Every game in the Civilization series is a remake of the previous one, each iteration adding more features and refining gameplay. Alpha Centauri was a direct sequel of sorts. One of the endings to Civilization 2 was to build a spacecraft and leave Earth for Alpha Centauri (this is actually an option for all Civ games, 1-5). This game is the story of what happened next.
If you’ve played any of the Civilization games, this game will feel very familiar. You build cities, armies, infrastructure. You wage war, engage other factions in diplomacy, and direct research initiatives. That’s all in here, but a lot of new ground was broken too, like borders between nations (seriously, we take the for granted now but in Civ 2 foreign units could just chill out next to your base and you couldn’t do anything to make them leave other than declare war), a U.N. Council, winning the game via economy, faction leader traits, unit prototyping, etc.
This was a huge step forward from Civilization 2. Probably the biggest step in the whole series, except for perhaps Civilization 5, but many (me included) would say that was huge step backward. The innovations here really set the tone for following games, especially Civilization 4 (the masterpiece of the series and gaming as a whole).
Alright alright, the game is important, but why do you love it?
Alpha Centauri‘s factions aren’t divided by nationality, but ideology. There’s a green faction, police state, military-industrial complex, free market oligarchy, theocracy, technocratic republic, and humanist democracy to choose from. This isn’t picking a nationality because you think the Aztecs are cool or your last name is vaguely German, picking a faction is this game is Rorschach test of political values.
I know that’s heavy-handed, but think about what the game is asking you. It’s presenting you with seven distinct and culturally defining forms of government to save humankind post-Armageddon. What do you truly value? What are you willing to sacrifice to survive? Dumped on a harsh, unforgiving world with no hope of escape, what ideology would you cling to for survival? These may not be pressing questions in daily life but still something worth thinking about, and certainly something not often asked in video games.
Another thing I love about Alpha Centauri is its aesthetics. The sci-fi trappings are just cool. Exploring an alien world is fun. The development team really worked hard to make this world believable. There are text interludes after important discoveries that give you pieces of the overall story, such as how this breakthrough was discovered, how every day human life is adapting to the new world. You uncover bits of the planet’s history as you explore. You find alien artifacts among an invasive fungus that covers the planet’s surface. Later evidence suggests the planet itself may have a consciousness (helloooooooo Avatar). Even the planet’s cartography is well done.

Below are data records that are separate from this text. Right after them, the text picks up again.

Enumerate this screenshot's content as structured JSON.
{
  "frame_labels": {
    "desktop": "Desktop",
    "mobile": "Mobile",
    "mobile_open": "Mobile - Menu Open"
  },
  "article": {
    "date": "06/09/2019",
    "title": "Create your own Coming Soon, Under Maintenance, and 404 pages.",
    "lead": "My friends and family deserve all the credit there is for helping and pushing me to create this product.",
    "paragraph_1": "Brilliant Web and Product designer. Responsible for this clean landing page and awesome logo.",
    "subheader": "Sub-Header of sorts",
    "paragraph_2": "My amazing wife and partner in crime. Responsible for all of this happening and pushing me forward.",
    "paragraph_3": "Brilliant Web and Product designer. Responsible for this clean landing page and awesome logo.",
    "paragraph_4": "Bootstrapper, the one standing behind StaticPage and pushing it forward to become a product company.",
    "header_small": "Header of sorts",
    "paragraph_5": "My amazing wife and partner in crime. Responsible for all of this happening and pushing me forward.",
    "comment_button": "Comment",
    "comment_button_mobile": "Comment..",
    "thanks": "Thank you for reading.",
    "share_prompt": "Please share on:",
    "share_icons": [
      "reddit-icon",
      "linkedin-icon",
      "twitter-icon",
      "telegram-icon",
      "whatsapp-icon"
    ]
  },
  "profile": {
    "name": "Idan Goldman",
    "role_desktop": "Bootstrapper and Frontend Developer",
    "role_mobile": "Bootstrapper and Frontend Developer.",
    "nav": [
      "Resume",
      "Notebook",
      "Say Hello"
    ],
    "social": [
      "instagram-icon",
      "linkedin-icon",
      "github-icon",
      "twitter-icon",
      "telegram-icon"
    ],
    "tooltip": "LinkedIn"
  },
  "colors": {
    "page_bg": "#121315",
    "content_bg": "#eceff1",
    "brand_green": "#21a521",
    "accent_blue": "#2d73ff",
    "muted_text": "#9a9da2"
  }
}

There are geographical landmarks, such as meteor craters, river values, volcanoes, etc. The continents are balanced for gameplay, yet look natural. You can almost see the continental drift and how all the pieces once fit together into a Pangea-like mega-continent
This game also has sentimental value for me so allow me to gush for a moment. I played the HELL out of this game during high school. This, and Diablo 2 were my go-to’s. Playing this makes me feel like I’m fifteen again. I know this game like some people know Jurassic Park or Zelda or whatever thing you obsessed over as a teen. It just feels good coming back to it, like comfort food.
BLAH BLAH BLAH you write a lot!
OK just watch this.
OK you’ve convinced me, where can I get it?
You can buy Alpha Centauri at GOG. However it doesn’t include the expansion pack, Alien Crossfire for some reason, which is a shame because it adds a lot to the game, like more factions, more units, etc. This expansion is NOT necessary, Alpha Centauri is a full game without it, and stands on its own perfectly well.
If you want to go a little deeper, both the original and the expansion can be found on Amazon, though prices tend to vary wildly. I’ve seen them anywhere from ten dollars to 100(!). Copies pop on Ebay from time to time.
So come along, won’t you? Next stop, Alpha Centauri, a planet of ideologues, mind worms, and Stylist’s nostalgia for his misspent youth.